Wednesday, January 18, 2012

Tempted? - Rose Star Quilt block party

Has anyone come across the Rose Star Quilt block party? I am soooo tempted to join. (Thanks to Carey for telling me about it.)

It's english paper piecing (EPP) and at first sight it looks complicated but it's not really. It actually only uses three shapes: hexagons, kites, and some 5-sided shapes that I'm going to call squashed pentagons.

Start with a 1 1/2" hexagon in the centre, add a row squashed pentagons, add a row of kites, then another row of each. The white in-between blocks are just a hexagon and three squashed pentagons. Each rose star ends up at roughly 8 inches by 8 inches. (This one by Summerfete is a mini quilt.)

Good colour-choice and fabric-choice will be absolutely essential for this quilt so I'm going to wait until inspiration strikes me. But in the meantime, I think I'm going to get some dies custom-made so that I can die-cut all the papers. (Yes, they'll end up in my store too.)

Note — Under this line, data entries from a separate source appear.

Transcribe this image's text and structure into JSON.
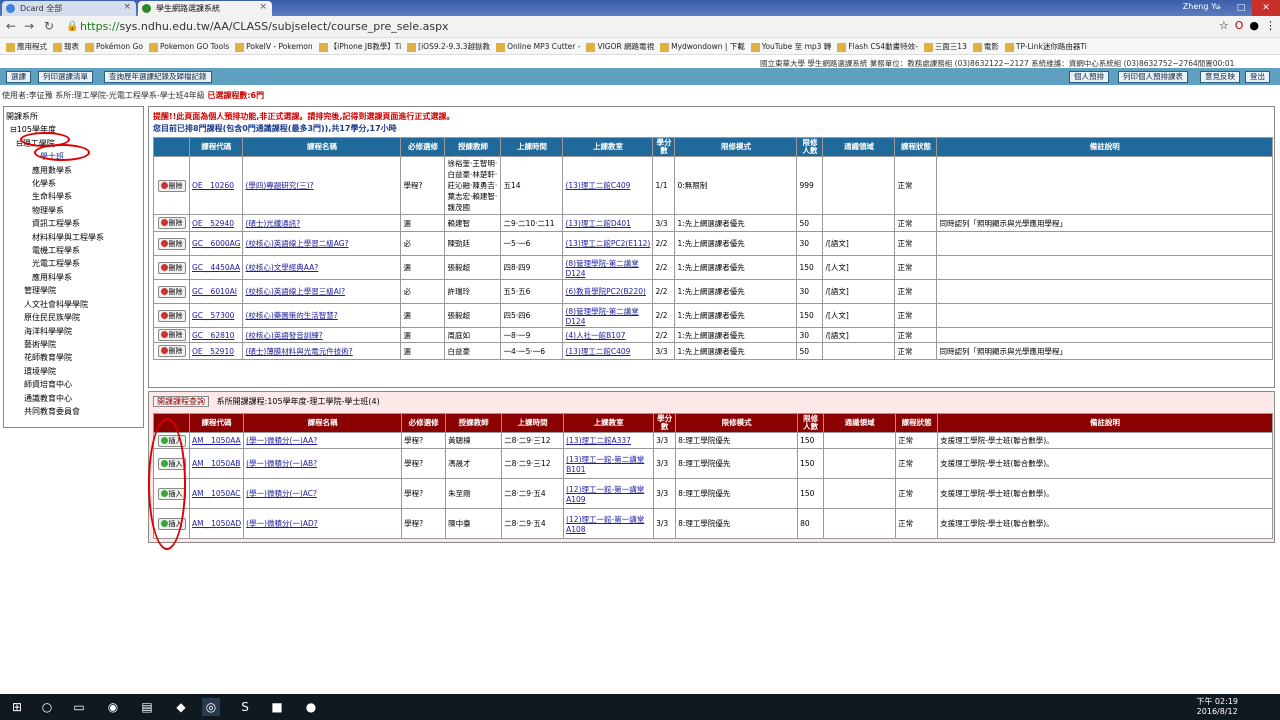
{
  "browser": {
    "tabs": [
      {
        "label": "Dcard 全部"
      },
      {
        "label": "學生網路選課系統"
      }
    ],
    "user": "Zheng Yu",
    "url_scheme": "https://",
    "url_rest": "sys.ndhu.edu.tw/AA/CLASS/subjselect/course_pre_sele.aspx",
    "bookmarks": [
      "應用程式",
      "報表",
      "Pokémon Go",
      "Pokemon GO Tools",
      "PokeIV - Pokemon",
      "【iPhone JB教學】Ti",
      "[iOS9.2-9.3.3越獄教",
      "Online MP3 Cutter -",
      "VIGOR 網路電視",
      "Mydwondown | 下載",
      "YouTube 至 mp3 轉",
      "Flash CS4動畫特效-",
      "三面三13",
      "電影",
      "TP-Link迷你路由器Ti"
    ]
  },
  "system": {
    "buttons": [
      "選課",
      "列印選課清單",
      "查詢歷年選課紀錄及歸檔記錄"
    ],
    "info": "國立東華大學 學生網路選課系統 業務單位：教務處課務組 (03)8632122~2127 系統維護：資網中心系統組 (03)8632752~2764閒置00:01",
    "right_buttons": [
      "個人預排",
      "列印個人預排課表",
      "意見反映",
      "登出"
    ]
  },
  "userline": {
    "text": "使用者:李征豫 系所:理工學院-光電工程學系-學士班4年級",
    "count": "已選課程數:6門"
  },
  "tree": {
    "title": "開課系所",
    "year": "⊟105學年度",
    "college": "⊟理工學院",
    "items": [
      "學士班",
      "應用數學系",
      "化學系",
      "生命科學系",
      "物理學系",
      "資訊工程學系",
      "材料科學與工程學系",
      "電機工程學系",
      "光電工程學系",
      "應用科學系"
    ],
    "others": [
      "管理學院",
      "人文社會科學學院",
      "原住民民族學院",
      "海洋科學學院",
      "藝術學院",
      "花師教育學院",
      "環境學院",
      "師資培育中心",
      "通識教育中心",
      "共同教育委員會"
    ]
  },
  "main": {
    "notice1": "提醒!!此頁面為個人預排功能,非正式選課。請排完後,記得到選課頁面進行正式選課。",
    "notice2": "您目前已排8門課程(包含0門通識課程(最多3門)),共17學分,17小時",
    "headers": [
      "",
      "課程代碼",
      "課程名稱",
      "必修選修",
      "授課教師",
      "上課時間",
      "上課教室",
      "學分數",
      "限修模式",
      "限修人數",
      "通識領域",
      "課程狀態",
      "備註說明"
    ],
    "delete_label": "刪除",
    "rows": [
      [
        "OE__10260",
        "(學四)專題研究(三)?",
        "學程?",
        "徐裕奎·王智明·白益豪·林楚軒·莊沁融·陳勇吉·葉志宏·賴建智·魏茂國",
        "五14",
        "(13)理工二館C409",
        "1/1",
        "0:無限制",
        "999",
        "",
        "正常",
        ""
      ],
      [
        "OE__52940",
        "(碩士)光纖通訊?",
        "選",
        "賴建智",
        "二9·二10·二11",
        "(13)理工二館D401",
        "3/3",
        "1:先上網選課者優先",
        "50",
        "",
        "正常",
        "同時認列「照明顯示與光學應用學程」"
      ],
      [
        "GC__6000AG",
        "(校核心)英語線上學習二級AG?",
        "必",
        "陳勁廷",
        "一5·一6",
        "(13)理工二館PC2(E112)",
        "2/2",
        "1:先上網選課者優先",
        "30",
        "/[語文]",
        "正常",
        ""
      ],
      [
        "GC__4450AA",
        "(校核心)文學經典AA?",
        "選",
        "張毅超",
        "四8·四9",
        "(8)管理學院-第二講堂D124",
        "2/2",
        "1:先上網選課者優先",
        "150",
        "/[人文]",
        "正常",
        ""
      ],
      [
        "GC__6010AI",
        "(校核心)英語線上學習三級AI?",
        "必",
        "許瑞玲",
        "五5·五6",
        "(6)教育學院PC2(B220)",
        "2/2",
        "1:先上網選課者優先",
        "30",
        "/[語文]",
        "正常",
        ""
      ],
      [
        "GC__57300",
        "(校核心)藥園策的生活智慧?",
        "選",
        "張毅超",
        "四5·四6",
        "(8)管理學院-第二講堂D124",
        "2/2",
        "1:先上網選課者優先",
        "150",
        "/[人文]",
        "正常",
        ""
      ],
      [
        "GC__62810",
        "(校核心)英語發音訓練?",
        "選",
        "周庭如",
        "一8·一9",
        "(4)人社一館B107",
        "2/2",
        "1:先上網選課者優先",
        "30",
        "/[語文]",
        "正常",
        ""
      ],
      [
        "OE__52910",
        "(碩士)薄膜材料與光電元件技術?",
        "選",
        "白益豪",
        "一4·一5·一6",
        "(13)理工二館C409",
        "3/3",
        "1:先上網選課者優先",
        "50",
        "",
        "正常",
        "同時認列「照明顯示與光學應用學程」"
      ]
    ]
  },
  "offer": {
    "button": "開課課程查詢",
    "caption": "系所開課課程:105學年度-理工學院-學士班(4)",
    "insert_label": "插入",
    "rows": [
      [
        "AM__1050AA",
        "(學一)微積分(一)AA?",
        "學程?",
        "黃聰棟",
        "二8·二9·三12",
        "(13)理工二館A337",
        "3/3",
        "8:理工學院優先",
        "150",
        "",
        "正常",
        "支援理工學院-學士班(聯合數學)。"
      ],
      [
        "AM__1050AB",
        "(學一)微積分(一)AB?",
        "學程?",
        "馮晟才",
        "二8·二9·三12",
        "(13)理工一館-第二講堂B101",
        "3/3",
        "8:理工學院優先",
        "150",
        "",
        "正常",
        "支援理工學院-學士班(聯合數學)。"
      ],
      [
        "AM__1050AC",
        "(學一)微積分(一)AC?",
        "學程?",
        "朱至剛",
        "二8·二9·五4",
        "(12)理工一館-第一講堂A109",
        "3/3",
        "8:理工學院優先",
        "150",
        "",
        "正常",
        "支援理工學院-學士班(聯合數學)。"
      ],
      [
        "AM__1050AD",
        "(學一)微積分(一)AD?",
        "學程?",
        "陳中臺",
        "二8·二9·五4",
        "(12)理工一館-第一講堂A108",
        "3/3",
        "8:理工學院優先",
        "80",
        "",
        "正常",
        "支援理工學院-學士班(聯合數學)。"
      ]
    ]
  },
  "taskbar": {
    "time": "下午 02:19",
    "date": "2016/8/12"
  }
}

You can find Summerfete's Rose Star tutorial here and the Flickr group here.  (Looks like over 100 people have joined already.) Anyone tempted?

P.S. This quilt block somehow took me to another great tutorial on how to do EPP without stitching through your papers. There's a photo for every single step of the process. For those of you who haven't tried EPP before, you'll find the tutorial here.


  1. I could almost have written this coment myself- exactly the same thing happened to me - I am going to make the templates and get on with it! The ones on flickr are totally inspiring, and that mini quilt is awesome!x

  2. You can already buy the kites and hexagons professionally made and cut from "Patchwork with Busyfingers" by Sue Daley! I am doing my version which is made entirely of kites (the squashed pentagon is actually 2 of these back to back!) and 6 kites = a centre hexagon. Have fun!

  3. And you can buy them professionally made from me too ... as soon as I decide what size to make them in!

  4. Wow ! It's fantastic. But I've been looking at the quilt and trying to work out how the colours were chosen but I can't work out how she did it. Would you choose 3 or 4 colours which you like and then get variations of those colours. Or how would YOU go about it. There must be some logical way of doing it so that you don't end up with a horrible mish-mash !